# What is needed:
The entries are to be duplicated exactly, though any picture in them must be omitted.

___ Supplied data

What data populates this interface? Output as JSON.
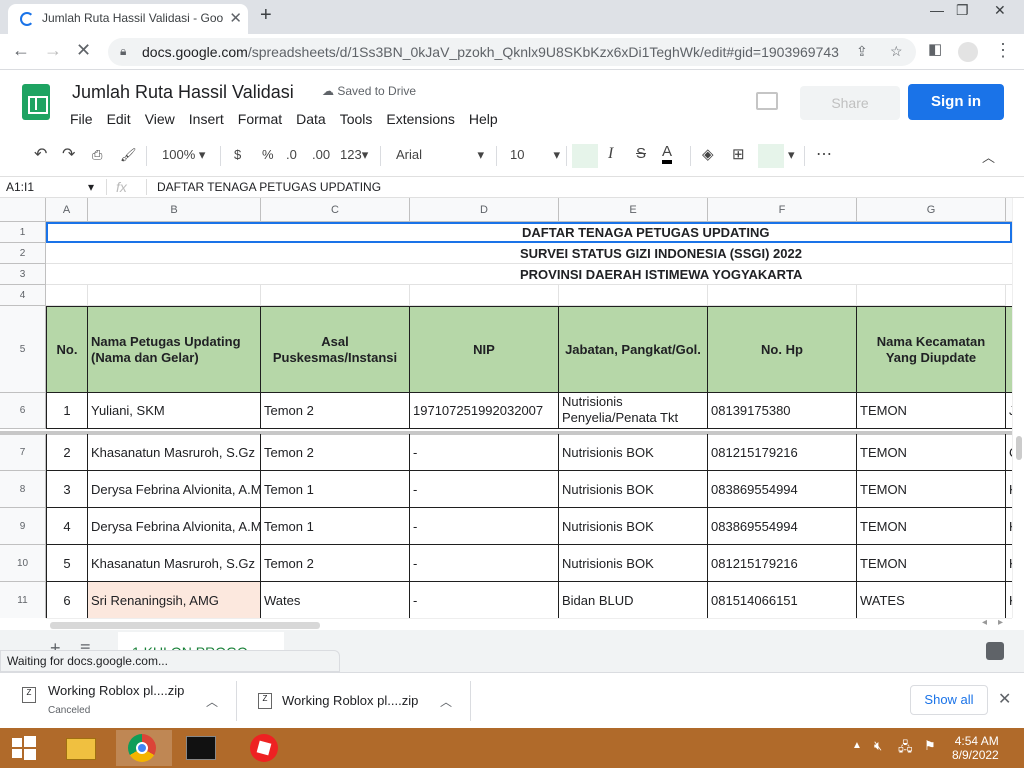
{
  "browser": {
    "tab_title": "Jumlah Ruta Hassil Validasi - Goo",
    "tab_close": "✕",
    "new_tab": "+",
    "url_host": "docs.google.com",
    "url_path": "/spreadsheets/d/1Ss3BN_0kJaV_pzokh_Qknlx9U8SKbKzx6xDi1TeghWk/edit#gid=1903969743"
  },
  "docs": {
    "title": "Jumlah Ruta Hassil Validasi",
    "saved_status": "Saved to Drive",
    "menu": [
      "File",
      "Edit",
      "View",
      "Insert",
      "Format",
      "Data",
      "Tools",
      "Extensions",
      "Help"
    ],
    "share_label": "Share",
    "signin_label": "Sign in"
  },
  "toolbar": {
    "zoom": "100%",
    "currency": "$",
    "percent": "%",
    "dec_less": ".0",
    "dec_more": ".00",
    "format_more": "123",
    "font": "Arial",
    "font_size": "10",
    "italic": "I",
    "strike": "S",
    "text_color": "A",
    "more": "⋯"
  },
  "formula_bar": {
    "name_box": "A1:I1",
    "fx": "fx",
    "content": "DAFTAR TENAGA PETUGAS UPDATING"
  },
  "grid": {
    "columns": [
      "A",
      "B",
      "C",
      "D",
      "E",
      "F",
      "G"
    ],
    "row_numbers": [
      "1",
      "2",
      "3",
      "4",
      "5",
      "6",
      "7",
      "8",
      "9",
      "10",
      "11"
    ],
    "titles": [
      "DAFTAR TENAGA PETUGAS UPDATING",
      "SURVEI STATUS GIZI INDONESIA (SSGI) 2022",
      "PROVINSI DAERAH ISTIMEWA YOGYAKARTA"
    ],
    "headers": [
      "No.",
      "Nama Petugas Updating (Nama dan Gelar)",
      "Asal Puskesmas/Instansi",
      "NIP",
      "Jabatan, Pangkat/Gol.",
      "No. Hp",
      "Nama Kecamatan Yang Diupdate"
    ],
    "rows": [
      [
        "1",
        "Yuliani, SKM",
        "Temon 2",
        "197107251992032007",
        "Nutrisionis Penyelia/Penata Tkt",
        "08139175380",
        "TEMON",
        "J"
      ],
      [
        "2",
        "Khasanatun Masruroh, S.Gz",
        "Temon 2",
        "-",
        "Nutrisionis BOK",
        "081215179216",
        "TEMON",
        "C"
      ],
      [
        "3",
        "Derysa Febrina Alvionita, A.M",
        "Temon 1",
        "-",
        "Nutrisionis BOK",
        "083869554994",
        "TEMON",
        "K"
      ],
      [
        "4",
        "Derysa Febrina Alvionita, A.M",
        "Temon 1",
        "-",
        "Nutrisionis BOK",
        "083869554994",
        "TEMON",
        "K"
      ],
      [
        "5",
        "Khasanatun Masruroh, S.Gz",
        "Temon 2",
        "-",
        "Nutrisionis BOK",
        "081215179216",
        "TEMON",
        "K"
      ],
      [
        "6",
        "Sri Renaningsih, AMG",
        "Wates",
        "-",
        "Bidan BLUD",
        "081514066151",
        "WATES",
        "K"
      ]
    ]
  },
  "sheets": {
    "add": "+",
    "list": "≡",
    "active_tab": "1 KULON PROGO",
    "status_text": "Waiting for docs.google.com..."
  },
  "downloads": {
    "items": [
      {
        "name": "Working Roblox pl....zip",
        "status": "Canceled"
      },
      {
        "name": "Working Roblox pl....zip",
        "status": ""
      }
    ],
    "show_all": "Show all"
  },
  "taskbar": {
    "time": "4:54 AM",
    "date": "8/9/2022"
  },
  "colors": {
    "header_fill": "#b6d7a8",
    "selected_fill": "#fce8de",
    "accent": "#1a73e8",
    "sheets_green": "#1ea362"
  }
}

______

# Result:
What data populates this interface? Output as JSON.
{
  "browser": {
    "tab_title": "Jumlah Ruta Hassil Validasi - Goo",
    "tab_close": "✕",
    "new_tab": "+",
    "url_host": "docs.google.com",
    "url_path": "/spreadsheets/d/1Ss3BN_0kJaV_pzokh_Qknlx9U8SKbKzx6xDi1TeghWk/edit#gid=1903969743"
  },
  "docs": {
    "title": "Jumlah Ruta Hassil Validasi",
    "saved_status": "Saved to Drive",
    "menu": [
      "File",
      "Edit",
      "View",
      "Insert",
      "Format",
      "Data",
      "Tools",
      "Extensions",
      "Help"
    ],
    "share_label": "Share",
    "signin_label": "Sign in"
  },
  "toolbar": {
    "zoom": "100%",
    "currency": "$",
    "percent": "%",
    "dec_less": ".0",
    "dec_more": ".00",
    "format_more": "123",
    "font": "Arial",
    "font_size": "10",
    "italic": "I",
    "strike": "S",
    "text_color": "A",
    "more": "⋯"
  },
  "formula_bar": {
    "name_box": "A1:I1",
    "fx": "fx",
    "content": "DAFTAR TENAGA PETUGAS UPDATING"
  },
  "grid": {
    "columns": [
      "A",
      "B",
      "C",
      "D",
      "E",
      "F",
      "G"
    ],
    "row_numbers": [
      "1",
      "2",
      "3",
      "4",
      "5",
      "6",
      "7",
      "8",
      "9",
      "10",
      "11"
    ],
    "titles": [
      "DAFTAR TENAGA PETUGAS UPDATING",
      "SURVEI STATUS GIZI INDONESIA (SSGI) 2022",
      "PROVINSI DAERAH ISTIMEWA YOGYAKARTA"
    ],
    "headers": [
      "No.",
      "Nama Petugas Updating (Nama dan Gelar)",
      "Asal Puskesmas/Instansi",
      "NIP",
      "Jabatan, Pangkat/Gol.",
      "No. Hp",
      "Nama Kecamatan Yang Diupdate"
    ],
    "rows": [
      [
        "1",
        "Yuliani, SKM",
        "Temon 2",
        "197107251992032007",
        "Nutrisionis Penyelia/Penata Tkt",
        "08139175380",
        "TEMON",
        "J"
      ],
      [
        "2",
        "Khasanatun Masruroh, S.Gz",
        "Temon 2",
        "-",
        "Nutrisionis BOK",
        "081215179216",
        "TEMON",
        "C"
      ],
      [
        "3",
        "Derysa Febrina Alvionita, A.M",
        "Temon 1",
        "-",
        "Nutrisionis BOK",
        "083869554994",
        "TEMON",
        "K"
      ],
      [
        "4",
        "Derysa Febrina Alvionita, A.M",
        "Temon 1",
        "-",
        "Nutrisionis BOK",
        "083869554994",
        "TEMON",
        "K"
      ],
      [
        "5",
        "Khasanatun Masruroh, S.Gz",
        "Temon 2",
        "-",
        "Nutrisionis BOK",
        "081215179216",
        "TEMON",
        "K"
      ],
      [
        "6",
        "Sri Renaningsih, AMG",
        "Wates",
        "-",
        "Bidan BLUD",
        "081514066151",
        "WATES",
        "K"
      ]
    ]
  },
  "sheets": {
    "add": "+",
    "list": "≡",
    "active_tab": "1 KULON PROGO",
    "status_text": "Waiting for docs.google.com..."
  },
  "downloads": {
    "items": [
      {
        "name": "Working Roblox pl....zip",
        "status": "Canceled"
      },
      {
        "name": "Working Roblox pl....zip",
        "status": ""
      }
    ],
    "show_all": "Show all"
  },
  "taskbar": {
    "time": "4:54 AM",
    "date": "8/9/2022"
  },
  "colors": {
    "header_fill": "#b6d7a8",
    "selected_fill": "#fce8de",
    "accent": "#1a73e8",
    "sheets_green": "#1ea362"
  }
}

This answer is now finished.